(Data)

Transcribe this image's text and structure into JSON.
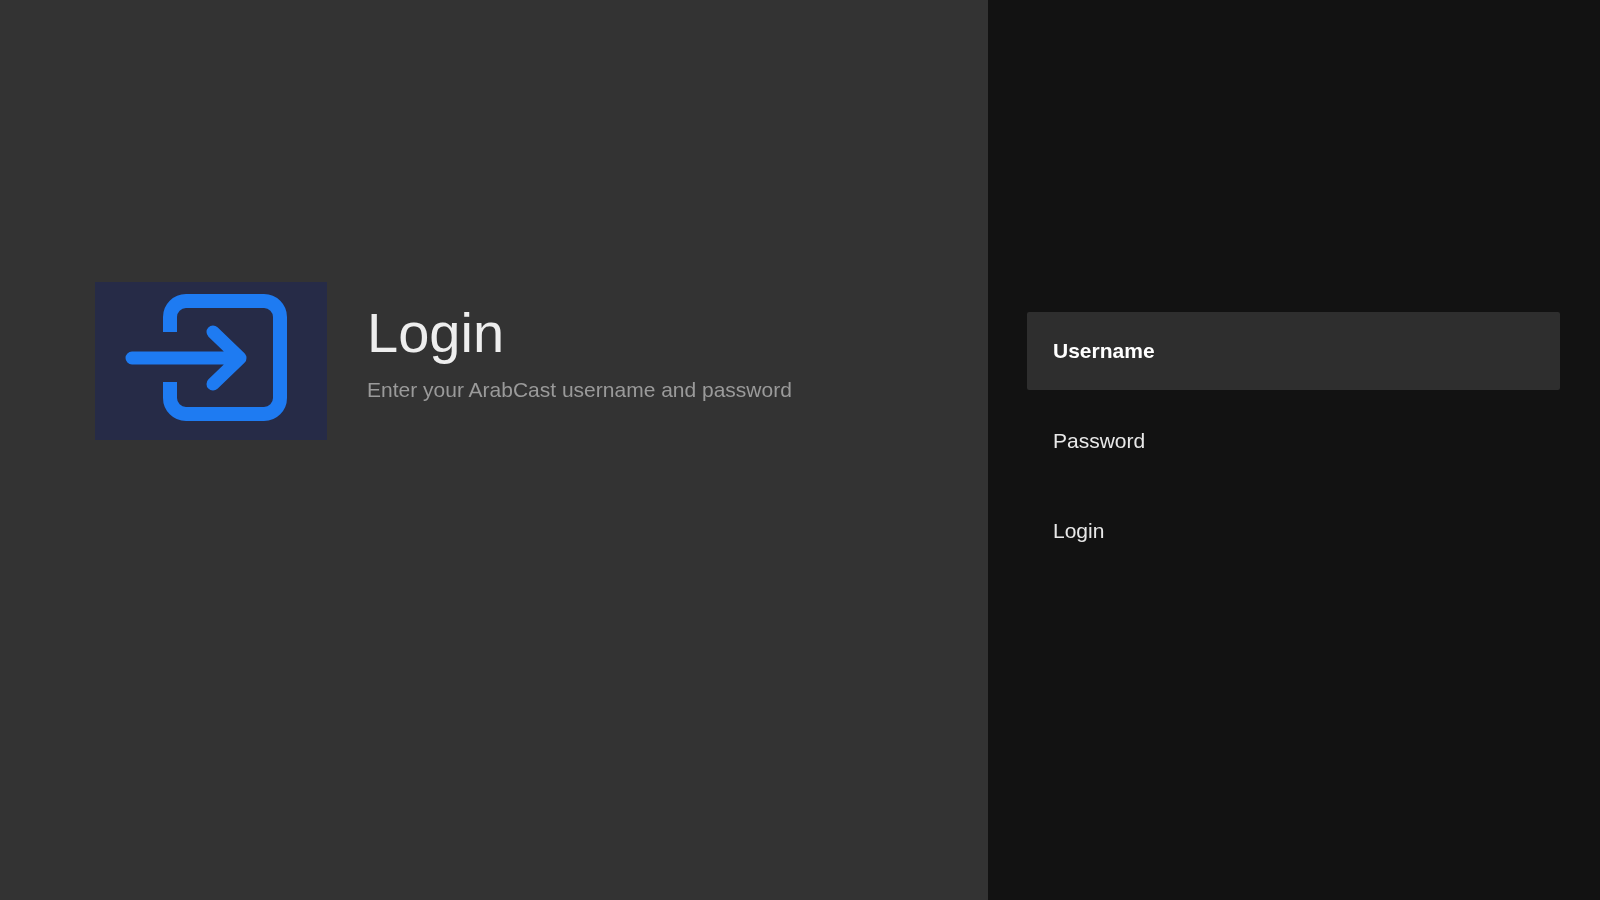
{
  "guidance": {
    "title": "Login",
    "description": "Enter your ArabCast username and password"
  },
  "actions": [
    {
      "label": "Username",
      "selected": true
    },
    {
      "label": "Password",
      "selected": false
    },
    {
      "label": "Login",
      "selected": false
    }
  ]
}
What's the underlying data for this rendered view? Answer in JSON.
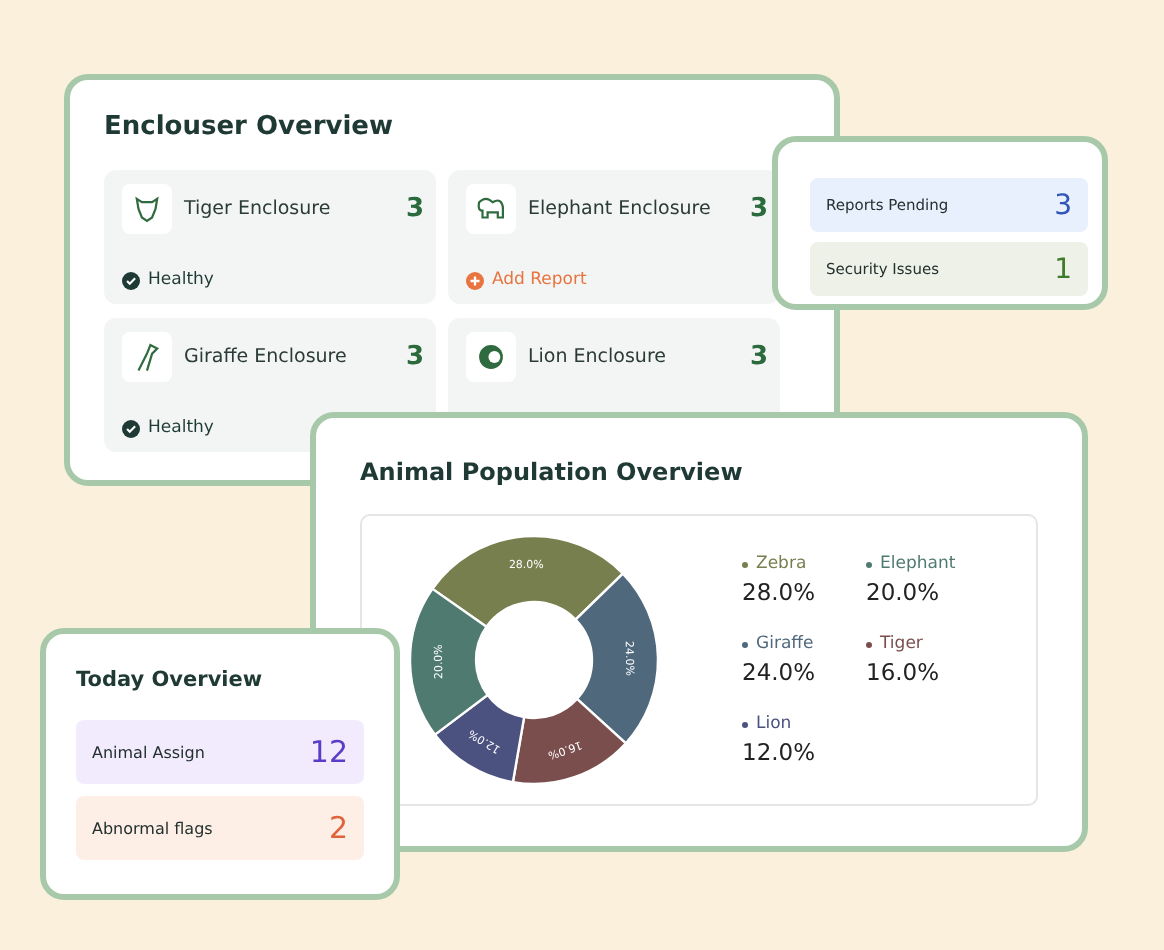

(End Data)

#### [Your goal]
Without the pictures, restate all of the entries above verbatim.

#### [Solution to the exercise]
Transcribe this image's text and structure into JSON.
{
  "guidance": {
    "title": "Login",
    "description": "Enter your ArabCast username and password"
  },
  "actions": [
    {
      "label": "Username",
      "selected": true
    },
    {
      "label": "Password",
      "selected": false
    },
    {
      "label": "Login",
      "selected": false
    }
  ]
}
What's the underlying data for this rendered view? Answer in JSON.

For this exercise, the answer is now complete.